Though revenue and margins on hospitalized flu patients aren't particularly high, the average stay is between two to four days for those who are so sick that home care won't work. But depending on reimbursement, some hospitals realize a net loss on flu admissions.

But flu admissions can cut both ways, depending on the demographics of the area and the pattern of the illness. For hospitals that skew to older patients, the flu is more likely to generate more revenue as those patients tend to be sicker for longer.

Flu cases also disrupt the normal flow of patients for some hospitals, as some flu patients end up in the emergency department. Those cases may create longer lines, delays in treatment and can result in some patients walking out altogether. Unusual patient patterns can also drive up overtime and cause supply shortages, driving hospitals to spend more cash on replenishment.

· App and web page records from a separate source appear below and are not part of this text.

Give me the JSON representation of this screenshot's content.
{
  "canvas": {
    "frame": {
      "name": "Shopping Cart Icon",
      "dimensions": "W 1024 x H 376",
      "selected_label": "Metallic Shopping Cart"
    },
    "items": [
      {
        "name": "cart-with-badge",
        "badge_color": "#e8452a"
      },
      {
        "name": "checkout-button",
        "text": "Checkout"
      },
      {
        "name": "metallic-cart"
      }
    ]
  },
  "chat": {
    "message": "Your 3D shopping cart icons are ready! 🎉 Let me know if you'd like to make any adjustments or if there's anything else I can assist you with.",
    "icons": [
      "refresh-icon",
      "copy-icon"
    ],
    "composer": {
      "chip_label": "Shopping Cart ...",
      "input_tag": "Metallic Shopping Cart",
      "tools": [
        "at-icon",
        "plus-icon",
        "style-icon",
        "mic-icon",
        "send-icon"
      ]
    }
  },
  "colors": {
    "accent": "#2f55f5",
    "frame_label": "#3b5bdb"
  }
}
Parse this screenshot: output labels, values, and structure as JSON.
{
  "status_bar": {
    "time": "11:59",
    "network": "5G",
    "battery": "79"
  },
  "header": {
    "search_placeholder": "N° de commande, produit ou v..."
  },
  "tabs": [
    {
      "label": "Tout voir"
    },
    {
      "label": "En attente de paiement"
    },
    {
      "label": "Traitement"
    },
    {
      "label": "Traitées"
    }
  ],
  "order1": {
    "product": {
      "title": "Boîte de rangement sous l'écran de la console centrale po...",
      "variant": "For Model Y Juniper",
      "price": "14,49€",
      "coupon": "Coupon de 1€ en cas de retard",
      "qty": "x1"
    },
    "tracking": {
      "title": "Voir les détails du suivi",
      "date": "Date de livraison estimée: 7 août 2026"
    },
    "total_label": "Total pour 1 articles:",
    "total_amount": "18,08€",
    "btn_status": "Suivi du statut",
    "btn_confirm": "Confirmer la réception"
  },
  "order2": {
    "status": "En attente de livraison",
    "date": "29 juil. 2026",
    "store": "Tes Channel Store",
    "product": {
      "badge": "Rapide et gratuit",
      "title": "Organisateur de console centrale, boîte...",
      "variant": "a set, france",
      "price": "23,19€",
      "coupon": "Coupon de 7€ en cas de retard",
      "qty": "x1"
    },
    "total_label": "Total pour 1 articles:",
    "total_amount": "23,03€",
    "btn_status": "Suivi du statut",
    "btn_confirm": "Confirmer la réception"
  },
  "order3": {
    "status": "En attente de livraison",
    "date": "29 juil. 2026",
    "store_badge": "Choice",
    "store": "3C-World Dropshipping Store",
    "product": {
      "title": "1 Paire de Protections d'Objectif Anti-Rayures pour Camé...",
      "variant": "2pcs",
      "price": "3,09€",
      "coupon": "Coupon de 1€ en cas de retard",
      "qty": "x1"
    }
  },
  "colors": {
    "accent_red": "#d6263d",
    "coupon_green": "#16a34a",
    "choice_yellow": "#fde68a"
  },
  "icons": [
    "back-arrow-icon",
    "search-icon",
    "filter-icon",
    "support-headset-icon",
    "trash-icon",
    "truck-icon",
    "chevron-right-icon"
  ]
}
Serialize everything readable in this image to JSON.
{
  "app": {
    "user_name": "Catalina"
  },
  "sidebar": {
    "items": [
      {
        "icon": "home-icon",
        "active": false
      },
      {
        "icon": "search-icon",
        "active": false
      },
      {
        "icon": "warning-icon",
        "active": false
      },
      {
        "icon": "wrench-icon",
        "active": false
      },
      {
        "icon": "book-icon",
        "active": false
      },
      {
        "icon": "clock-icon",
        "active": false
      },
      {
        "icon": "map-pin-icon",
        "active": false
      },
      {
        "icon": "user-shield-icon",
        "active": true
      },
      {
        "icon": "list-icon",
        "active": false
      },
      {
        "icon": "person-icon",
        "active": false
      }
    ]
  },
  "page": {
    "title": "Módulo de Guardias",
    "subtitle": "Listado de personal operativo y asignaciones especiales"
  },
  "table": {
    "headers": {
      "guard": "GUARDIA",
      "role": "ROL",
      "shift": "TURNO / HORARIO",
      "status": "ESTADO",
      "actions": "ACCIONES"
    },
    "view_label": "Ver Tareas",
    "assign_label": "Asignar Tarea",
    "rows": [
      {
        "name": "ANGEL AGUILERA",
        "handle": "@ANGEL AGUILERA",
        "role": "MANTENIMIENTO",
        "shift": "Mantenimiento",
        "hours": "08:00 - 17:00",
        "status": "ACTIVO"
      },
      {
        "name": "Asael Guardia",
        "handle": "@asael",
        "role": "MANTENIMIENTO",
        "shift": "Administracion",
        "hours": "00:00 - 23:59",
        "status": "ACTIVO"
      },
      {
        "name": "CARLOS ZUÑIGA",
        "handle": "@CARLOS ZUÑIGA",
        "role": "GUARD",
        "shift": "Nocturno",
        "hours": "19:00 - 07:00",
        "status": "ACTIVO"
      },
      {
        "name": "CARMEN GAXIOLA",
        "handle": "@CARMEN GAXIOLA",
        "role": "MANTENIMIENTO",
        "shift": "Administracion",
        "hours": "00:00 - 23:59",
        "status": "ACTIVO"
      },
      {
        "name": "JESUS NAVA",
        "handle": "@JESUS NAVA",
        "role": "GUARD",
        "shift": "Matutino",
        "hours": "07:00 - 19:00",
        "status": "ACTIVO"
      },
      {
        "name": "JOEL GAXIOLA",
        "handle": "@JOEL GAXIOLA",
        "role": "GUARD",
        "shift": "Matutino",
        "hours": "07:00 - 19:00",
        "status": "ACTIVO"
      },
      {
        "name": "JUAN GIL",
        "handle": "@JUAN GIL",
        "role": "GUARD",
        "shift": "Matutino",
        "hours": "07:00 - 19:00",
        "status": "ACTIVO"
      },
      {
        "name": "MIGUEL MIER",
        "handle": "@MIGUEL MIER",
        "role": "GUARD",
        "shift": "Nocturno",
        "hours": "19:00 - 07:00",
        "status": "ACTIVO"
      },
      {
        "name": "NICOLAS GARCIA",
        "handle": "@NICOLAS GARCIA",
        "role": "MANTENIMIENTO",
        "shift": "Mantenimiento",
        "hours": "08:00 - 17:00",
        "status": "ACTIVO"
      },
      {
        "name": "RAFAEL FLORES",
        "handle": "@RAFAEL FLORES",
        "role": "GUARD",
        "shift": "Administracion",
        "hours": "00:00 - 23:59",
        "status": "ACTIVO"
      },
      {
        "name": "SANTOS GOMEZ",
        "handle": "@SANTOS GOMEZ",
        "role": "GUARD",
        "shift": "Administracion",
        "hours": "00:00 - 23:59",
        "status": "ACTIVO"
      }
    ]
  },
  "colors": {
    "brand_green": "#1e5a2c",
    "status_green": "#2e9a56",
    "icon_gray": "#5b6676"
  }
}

On a national basis, more than 17,000 patients have been admitted to hospitals to treat this year's version of the flu. And according to Morgan of RBC, year-over-year adjusted admissions for the first quarter of 2018 are projected for a significant increase.

But healthcare data showed that such admissions are a double-edged sword. Hospital admissions tend to generate less revenue than surgical admissions, and as hospitals see an uptick in flu admissions, staffing becomes an issue and elective surgeries are postponed.